Scope Creep has been a thorn in the side of projects since time immemorial. When I began writing this blog I decided 200-300 words should suffice. But as I start putting words to the page I realize I can throw in some amusing anecdotes from my college days, perhaps an image or two of my dogs, and a number of amazing and awe inspiring info-graphs with vibrant colors, 3D pie charts, and . . . Why stop there? Why indeed.

When a project does not have clearly defined milestones and objectives it can ruck a muck in a hurry. For a project to succeed in a timely and efficient manner there must be clearly defined goals. If a project is begun without clearly defined goals then those participating in the project have no clear indication on when or how it ends.

A project’s timeline should have some flexibility built into it but not so much that it is open ended. Exactly how much flexibility is built it into the Project Scope may determine the degree of success or failure of a given project.
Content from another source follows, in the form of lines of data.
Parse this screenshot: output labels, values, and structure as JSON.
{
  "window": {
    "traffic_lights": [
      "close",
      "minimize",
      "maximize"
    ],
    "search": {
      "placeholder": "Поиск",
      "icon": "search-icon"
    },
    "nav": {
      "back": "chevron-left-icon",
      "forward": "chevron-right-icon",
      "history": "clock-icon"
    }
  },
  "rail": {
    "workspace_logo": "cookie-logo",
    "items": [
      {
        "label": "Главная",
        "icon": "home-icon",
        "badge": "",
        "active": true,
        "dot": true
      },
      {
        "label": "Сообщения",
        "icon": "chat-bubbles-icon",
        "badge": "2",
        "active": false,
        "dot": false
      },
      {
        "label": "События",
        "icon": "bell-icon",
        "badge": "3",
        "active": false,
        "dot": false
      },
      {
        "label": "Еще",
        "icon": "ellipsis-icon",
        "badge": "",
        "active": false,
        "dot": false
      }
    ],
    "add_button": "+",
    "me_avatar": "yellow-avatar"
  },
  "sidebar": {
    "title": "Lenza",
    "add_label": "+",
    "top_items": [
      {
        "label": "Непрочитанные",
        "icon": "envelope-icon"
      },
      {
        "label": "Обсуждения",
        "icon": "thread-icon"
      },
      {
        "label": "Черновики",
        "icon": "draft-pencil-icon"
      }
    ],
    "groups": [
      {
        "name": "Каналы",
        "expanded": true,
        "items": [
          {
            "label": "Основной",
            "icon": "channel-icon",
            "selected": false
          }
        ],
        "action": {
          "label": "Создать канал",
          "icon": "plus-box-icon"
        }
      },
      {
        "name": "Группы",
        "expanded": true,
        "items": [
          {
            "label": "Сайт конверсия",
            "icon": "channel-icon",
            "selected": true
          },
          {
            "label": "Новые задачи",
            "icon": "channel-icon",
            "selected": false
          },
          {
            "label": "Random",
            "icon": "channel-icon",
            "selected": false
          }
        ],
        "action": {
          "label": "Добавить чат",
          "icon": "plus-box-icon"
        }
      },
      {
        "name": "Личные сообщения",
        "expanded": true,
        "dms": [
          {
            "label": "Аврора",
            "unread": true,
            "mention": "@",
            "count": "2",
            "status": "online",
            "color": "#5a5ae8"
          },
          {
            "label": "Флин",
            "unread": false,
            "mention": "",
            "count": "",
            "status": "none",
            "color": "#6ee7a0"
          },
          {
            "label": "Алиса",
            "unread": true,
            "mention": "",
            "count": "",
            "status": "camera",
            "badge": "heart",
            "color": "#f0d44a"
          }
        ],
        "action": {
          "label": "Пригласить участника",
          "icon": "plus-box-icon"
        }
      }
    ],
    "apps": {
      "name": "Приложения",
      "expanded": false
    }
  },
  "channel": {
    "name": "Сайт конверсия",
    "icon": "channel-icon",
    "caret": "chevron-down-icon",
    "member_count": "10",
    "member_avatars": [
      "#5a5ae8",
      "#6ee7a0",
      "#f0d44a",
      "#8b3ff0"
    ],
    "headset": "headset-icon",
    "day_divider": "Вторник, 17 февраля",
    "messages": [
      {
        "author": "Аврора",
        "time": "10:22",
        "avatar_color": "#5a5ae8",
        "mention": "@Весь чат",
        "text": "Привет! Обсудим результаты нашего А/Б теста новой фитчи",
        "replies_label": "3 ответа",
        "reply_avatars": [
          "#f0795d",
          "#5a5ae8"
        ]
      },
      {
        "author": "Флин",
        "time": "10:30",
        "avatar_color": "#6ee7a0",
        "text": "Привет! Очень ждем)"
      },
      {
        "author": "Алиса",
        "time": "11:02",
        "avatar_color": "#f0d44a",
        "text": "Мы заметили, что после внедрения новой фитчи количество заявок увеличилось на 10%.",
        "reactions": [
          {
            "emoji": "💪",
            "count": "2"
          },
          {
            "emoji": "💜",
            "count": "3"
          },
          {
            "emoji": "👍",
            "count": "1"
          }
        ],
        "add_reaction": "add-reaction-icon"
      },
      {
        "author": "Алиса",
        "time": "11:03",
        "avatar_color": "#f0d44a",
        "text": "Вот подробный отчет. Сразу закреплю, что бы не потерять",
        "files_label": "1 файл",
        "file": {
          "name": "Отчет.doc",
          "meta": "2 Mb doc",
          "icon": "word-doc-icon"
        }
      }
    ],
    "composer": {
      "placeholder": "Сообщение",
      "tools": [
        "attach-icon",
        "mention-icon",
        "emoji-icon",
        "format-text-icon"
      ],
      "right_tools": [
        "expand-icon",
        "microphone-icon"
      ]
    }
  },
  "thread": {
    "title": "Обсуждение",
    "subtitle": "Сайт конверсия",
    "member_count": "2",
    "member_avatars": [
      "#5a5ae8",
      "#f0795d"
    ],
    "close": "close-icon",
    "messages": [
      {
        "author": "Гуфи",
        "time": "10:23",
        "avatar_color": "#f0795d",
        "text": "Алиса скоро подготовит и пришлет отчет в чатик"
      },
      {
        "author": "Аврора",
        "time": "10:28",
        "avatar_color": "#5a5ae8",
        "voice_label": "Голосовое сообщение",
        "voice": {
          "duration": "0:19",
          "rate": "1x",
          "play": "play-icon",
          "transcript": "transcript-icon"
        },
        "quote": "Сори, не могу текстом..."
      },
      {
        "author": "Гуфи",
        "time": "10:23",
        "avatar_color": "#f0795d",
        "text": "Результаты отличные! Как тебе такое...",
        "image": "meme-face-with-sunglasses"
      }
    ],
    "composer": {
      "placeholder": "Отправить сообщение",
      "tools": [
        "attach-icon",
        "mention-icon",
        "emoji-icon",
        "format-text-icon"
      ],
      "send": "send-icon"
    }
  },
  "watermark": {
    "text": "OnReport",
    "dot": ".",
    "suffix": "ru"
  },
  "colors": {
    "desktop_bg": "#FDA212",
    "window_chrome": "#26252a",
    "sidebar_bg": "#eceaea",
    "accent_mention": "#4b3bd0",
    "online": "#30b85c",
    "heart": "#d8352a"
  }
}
Scope Creep and Web Devlopment:

Website development is a collaborative process. When Web Developers are given content by a client, images and text, the developers take a considerable amount of time exploring optimal ways to present the content in a single or multi-page layout. Once the work has begun it can have negative, even disastrous consequences, when more content is brought into play. In many instances, adding new content to a website which is already in the process of being built will require the site to be completely redesigned; essentially bringing the developer back to square one.

Web Developers know that a website is built for the sole purpose of reaching a “conversion” transaction. This may be buying a product or filling out a contact form. The developer gears the website to steer the user to the conversion point. Often times the client will want personalization and custom work done to the site which will actually impede the user from reaching the desired conversion. Wanting to express oneself is a wonderful thing but doing so in the midst of a website meant to bring in business is not a great idea, that is what blogs and personal facebook pages are intended for.

We have put into place as many safe guards against scope creep as we can but it is called “creep” for a reason. There are dozens of ways a project can take on an unwanted life of it’s own when the complications breed further complications.

For more information on Project Scope Creep please visit these helpful websites:

Managing Scope Creep in Project Management

Stop the Slippery Slope of Scope Creep